While there was no interest in the short-term OMO bill, investors subscribed to the medium and long-term bills to the tune of N2 billion and N16 billion, respectively.

The bid was at a range of 17-18.25 percent for the long-term bill and 16 percent for the medium-term bill but the OMO auction result obtained by BusinessDay showed no sales.

Ayodele Akinwunmi, relationship manager, corporate banking, FSDH Merchant Bank Limited, said the bid rates the market participants wanted to buy the OMO were high.

“And I suspect the CBN thought there was no justification for such high rates. Therefore, there was no sale. Remember that it is the CBN that pays for the cost of managing the liquidity using the OMO as an instrument. In the last few days, the rate at the secondary market has increased,” he said.

Akintunde Olusegun, financial market analyst at Polaris Bank Limited, said the level of subscription on the mid and long tenor was abysmally low while the range of bid was also very high. The CBN might have been uncomfortable with both parameters, he said. Total subscription on the 182-day bill was N2bn against N10bn that was offered while the total subscription on the 362-day bill was N16bn against N130bn that was offered. There was no subscription on the shorter tenor.

The low level of subscription is as a result of lack of interest on the part of the FPIs, analysts said. The current economic realities and secondary market rates were priced into the range of bids submitted by the few investors that bid. The sudden increase in rate at the secondary  market was due to sell-off by FPIs who are running to safety on the back of the continued fall in oil price and the impact of coronavirus on global economy.

The foreign exchange market closed on Thursday with dollar appreciating by 67 kobo to an average rate of N376 from N376.67k per dollar traded in the morning at the black market.
The market was gripped with low activities as demand was gradually declining occasioned by travel restrictions by the Federal Government.

Investigation shows that dollar strengthened by N2 at Eko Hotel in Lagos to close at N376 from N378 in the morning.

However, it traded the same at N375 and N377 at the black market in Festac and Apapa axis of Lagos State.

NT-bills market ended the trading session on a positive note on Thursday, with average yields declining by 16 bps to 3.66 percent; the average OMO yields declined by 7 bps to 16.61 percent, according to a report by FSDH research.

The Overnight (O/N) rate declined by 5.30 percent to close at 5.90 percent on Thursday. Also, the Open Buy Back (OBB) rate declined by 5.20 percent to close at 5.20 percent.
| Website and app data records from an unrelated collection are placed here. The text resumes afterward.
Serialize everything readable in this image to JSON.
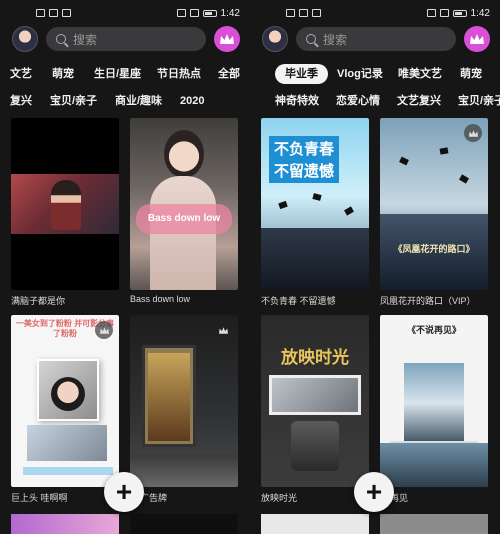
{
  "status": {
    "time": "1:42"
  },
  "search": {
    "placeholder": "搜索"
  },
  "left": {
    "tabs_row1": [
      "文艺",
      "萌宠",
      "生日/星座",
      "节日热点",
      "全部"
    ],
    "tabs_row2": [
      "复兴",
      "宝贝/亲子",
      "商业/趣味",
      "2020"
    ],
    "cards": [
      {
        "title": "满脑子都是你",
        "overlay": ""
      },
      {
        "title": "Bass down low",
        "overlay": "Bass down low"
      },
      {
        "title": "巨上头 哇啊啊",
        "overlay": "一美女到了粉粉 并可影分事了粉粉"
      },
      {
        "title": "广告牌",
        "overlay": ""
      }
    ]
  },
  "right": {
    "tabs_row1": [
      "毕业季",
      "Vlog记录",
      "唯美文艺",
      "萌宠"
    ],
    "tabs_row2": [
      "神奇特效",
      "恋爱心情",
      "文艺复兴",
      "宝贝/亲子"
    ],
    "active_tab": "毕业季",
    "cards": [
      {
        "title": "不负青春 不留遗憾",
        "overlay1": "不负青春",
        "overlay2": "不留遗憾"
      },
      {
        "title": "凤凰花开的路口（VIP）",
        "overlay": "《凤凰花开的路口》"
      },
      {
        "title": "放映时光",
        "overlay": "放映时光"
      },
      {
        "title": "再见",
        "overlay": "《不说再见》"
      }
    ]
  },
  "fab": {
    "label": "+"
  },
  "colors": {
    "accent": "#d94fd6",
    "background": "#161616",
    "search_bg": "#3a3a3d"
  }
}
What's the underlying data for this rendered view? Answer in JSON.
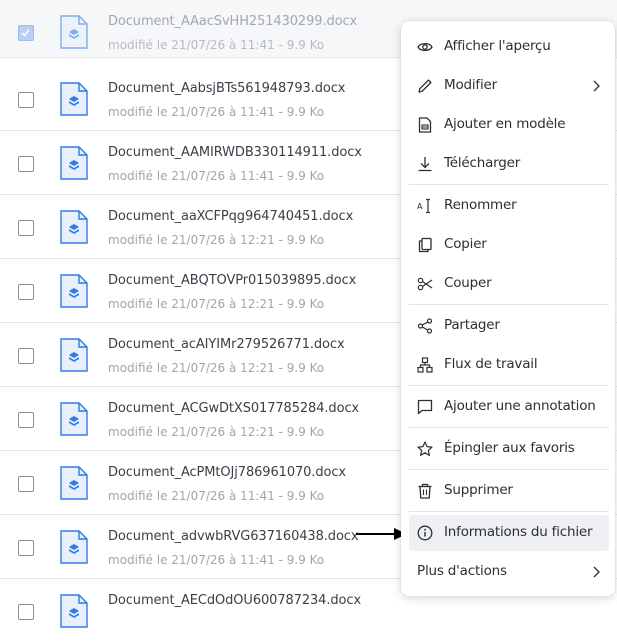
{
  "files": [
    {
      "name": "Document_AAacSvHH251430299.docx",
      "meta": "modifié le 21/07/26 à 11:41 - 9.9 Ko",
      "checked": true
    },
    {
      "name": "Document_AabsjBTs561948793.docx",
      "meta": "modifié le 21/07/26 à 11:41 - 9.9 Ko",
      "checked": false
    },
    {
      "name": "Document_AAMIRWDB330114911.docx",
      "meta": "modifié le 21/07/26 à 11:41 - 9.9 Ko",
      "checked": false
    },
    {
      "name": "Document_aaXCFPqg964740451.docx",
      "meta": "modifié le 21/07/26 à 12:21 - 9.9 Ko",
      "checked": false
    },
    {
      "name": "Document_ABQTOVPr015039895.docx",
      "meta": "modifié le 21/07/26 à 12:21 - 9.9 Ko",
      "checked": false
    },
    {
      "name": "Document_acAIYIMr279526771.docx",
      "meta": "modifié le 21/07/26 à 12:21 - 9.9 Ko",
      "checked": false
    },
    {
      "name": "Document_ACGwDtXS017785284.docx",
      "meta": "modifié le 21/07/26 à 12:21 - 9.9 Ko",
      "checked": false
    },
    {
      "name": "Document_AcPMtOJj786961070.docx",
      "meta": "modifié le 21/07/26 à 11:41 - 9.9 Ko",
      "checked": false
    },
    {
      "name": "Document_advwbRVG637160438.docx",
      "meta": "modifié le 21/07/26 à 11:41 - 9.9 Ko",
      "checked": false
    },
    {
      "name": "Document_AECdOdOU600787234.docx",
      "meta": "",
      "checked": false
    }
  ],
  "menu": {
    "items": [
      {
        "id": "preview",
        "label": "Afficher l'aperçu",
        "icon": "eye-icon"
      },
      {
        "id": "edit",
        "label": "Modifier",
        "icon": "pencil-icon",
        "submenu": true
      },
      {
        "id": "add-template",
        "label": "Ajouter en modèle",
        "icon": "template-icon"
      },
      {
        "id": "download",
        "label": "Télécharger",
        "icon": "download-icon"
      },
      {
        "id": "rename",
        "label": "Renommer",
        "icon": "rename-icon"
      },
      {
        "id": "copy",
        "label": "Copier",
        "icon": "copy-icon"
      },
      {
        "id": "cut",
        "label": "Couper",
        "icon": "scissors-icon"
      },
      {
        "id": "share",
        "label": "Partager",
        "icon": "share-icon"
      },
      {
        "id": "workflow",
        "label": "Flux de travail",
        "icon": "workflow-icon"
      },
      {
        "id": "annotate",
        "label": "Ajouter une annotation",
        "icon": "comment-icon"
      },
      {
        "id": "favorite",
        "label": "Épingler aux favoris",
        "icon": "star-icon"
      },
      {
        "id": "delete",
        "label": "Supprimer",
        "icon": "trash-icon"
      },
      {
        "id": "info",
        "label": "Informations du fichier",
        "icon": "info-icon",
        "hovered": true
      },
      {
        "id": "more",
        "label": "Plus d'actions",
        "submenu": true
      }
    ]
  },
  "colors": {
    "doc_icon_blue": "#2f7be5",
    "doc_icon_bg": "#e7f0fc",
    "hover": "#eef0f3"
  }
}
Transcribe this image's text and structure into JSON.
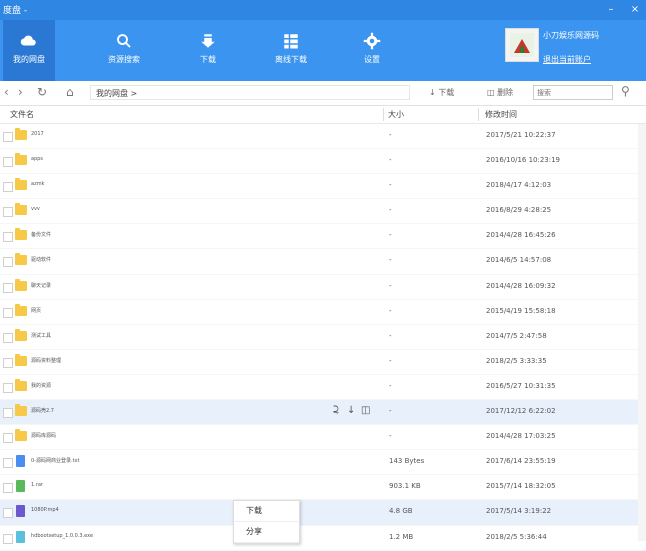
{
  "window": {
    "title": "度盘 -"
  },
  "nav": {
    "items": [
      {
        "label": "我的网盘",
        "icon": "cloud-icon"
      },
      {
        "label": "资源搜索",
        "icon": "search-icon"
      },
      {
        "label": "下载",
        "icon": "download-icon"
      },
      {
        "label": "离线下载",
        "icon": "list-icon"
      },
      {
        "label": "设置",
        "icon": "gear-icon"
      }
    ],
    "user_name": "小刀娱乐网源码",
    "logout": "退出当前账户"
  },
  "toolbar": {
    "path": "我的网盘 >",
    "download": "下载",
    "delete": "删除",
    "search_placeholder": "搜索"
  },
  "columns": {
    "name": "文件名",
    "size": "大小",
    "date": "修改时间"
  },
  "files": [
    {
      "name": "2017",
      "size": "-",
      "date": "2017/5/21 10:22:37",
      "type": "folder"
    },
    {
      "name": "apps",
      "size": "-",
      "date": "2016/10/16 10:23:19",
      "type": "folder"
    },
    {
      "name": "azmk",
      "size": "-",
      "date": "2018/4/17 4:12:03",
      "type": "folder"
    },
    {
      "name": "vvv",
      "size": "-",
      "date": "2016/8/29 4:28:25",
      "type": "folder"
    },
    {
      "name": "备份文件",
      "size": "-",
      "date": "2014/4/28 16:45:26",
      "type": "folder"
    },
    {
      "name": "驱动软件",
      "size": "-",
      "date": "2014/6/5 14:57:08",
      "type": "folder"
    },
    {
      "name": "聊天记录",
      "size": "-",
      "date": "2014/4/28 16:09:32",
      "type": "folder"
    },
    {
      "name": "网页",
      "size": "-",
      "date": "2015/4/19 15:58:18",
      "type": "folder"
    },
    {
      "name": "测试工具",
      "size": "-",
      "date": "2014/7/5 2:47:58",
      "type": "folder"
    },
    {
      "name": "源码资料整理",
      "size": "-",
      "date": "2018/2/5 3:33:35",
      "type": "folder"
    },
    {
      "name": "我的资源",
      "size": "-",
      "date": "2016/5/27 10:31:35",
      "type": "folder"
    },
    {
      "name": "源码壳2.7",
      "size": "-",
      "date": "2017/12/12 6:22:02",
      "type": "folder",
      "highlight": true
    },
    {
      "name": "源码库源码",
      "size": "-",
      "date": "2014/4/28 17:03:25",
      "type": "folder"
    },
    {
      "name": "0-源码网商业登录.txt",
      "size": "143 Bytes",
      "date": "2017/6/14 23:55:19",
      "type": "doc"
    },
    {
      "name": "1.rar",
      "size": "903.1 KB",
      "date": "2015/7/14 18:32:05",
      "type": "apk"
    },
    {
      "name": "1080P.mp4",
      "size": "4.8 GB",
      "date": "2017/5/14 3:19:22",
      "type": "video",
      "highlight": true
    },
    {
      "name": "hdbootsetup_1.0.0.3.exe",
      "size": "1.2 MB",
      "date": "2018/2/5 5:36:44",
      "type": "exe"
    }
  ],
  "context_menu": [
    "下载",
    "分享"
  ],
  "colors": {
    "nav_bg": "#3b94ef",
    "nav_active": "#2a78d4",
    "titlebar": "#2f86e3",
    "folder": "#f7c948",
    "row_highlight": "#e8f0fb"
  }
}
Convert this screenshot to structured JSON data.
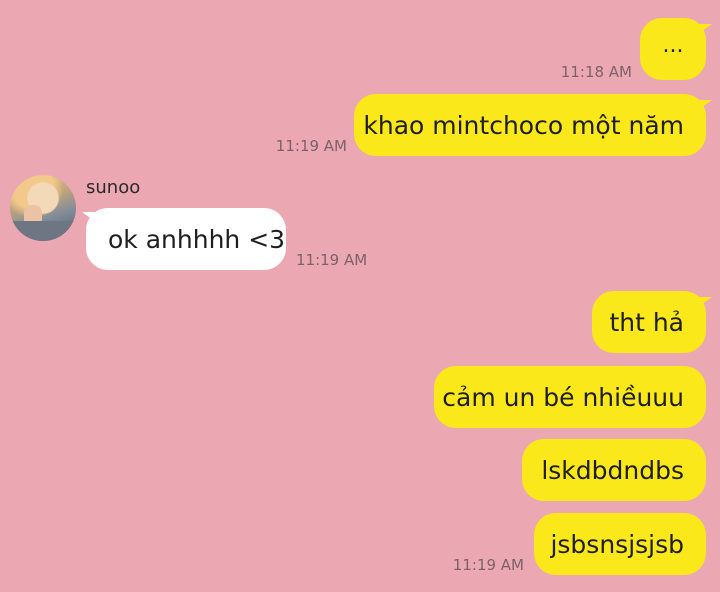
{
  "contact": {
    "name": "sunoo",
    "avatar_icon": "profile-photo"
  },
  "colors": {
    "background": "#eca8b2",
    "my_bubble": "#fbe81a",
    "their_bubble": "#ffffff",
    "timestamp": "#7c6268"
  },
  "messages": [
    {
      "from": "me",
      "text": "...",
      "time": "11:18 AM"
    },
    {
      "from": "me",
      "text": "khao mintchoco một năm",
      "time": "11:19 AM"
    },
    {
      "from": "sunoo",
      "text": "ok anhhhh <3",
      "time": "11:19 AM"
    },
    {
      "from": "me",
      "text": "tht hả",
      "time": ""
    },
    {
      "from": "me",
      "text": "cảm un bé nhiềuuu",
      "time": ""
    },
    {
      "from": "me",
      "text": "lskdbdndbs",
      "time": ""
    },
    {
      "from": "me",
      "text": "jsbsnsjsjsb",
      "time": "11:19 AM"
    }
  ]
}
A report by Afrinvest Securities Limited noted that last week Thursday, pockets of unfilled bids filtered into the market owing to improved system liquidity from OMO maturities (N223.7bn) coupled with no OMO auction sales by the CBN. Most of the demand was skewed to medium-term maturities, particularly the 12-Nov-20 (-81bps), 29-Oct-20(-63bps) and 15-Oct-20(-63bps) instruments. As a result, average yield across tenors dropped marginally to 3.9 percent from 4.0 percent the previous week.

Hope Moses-Ashike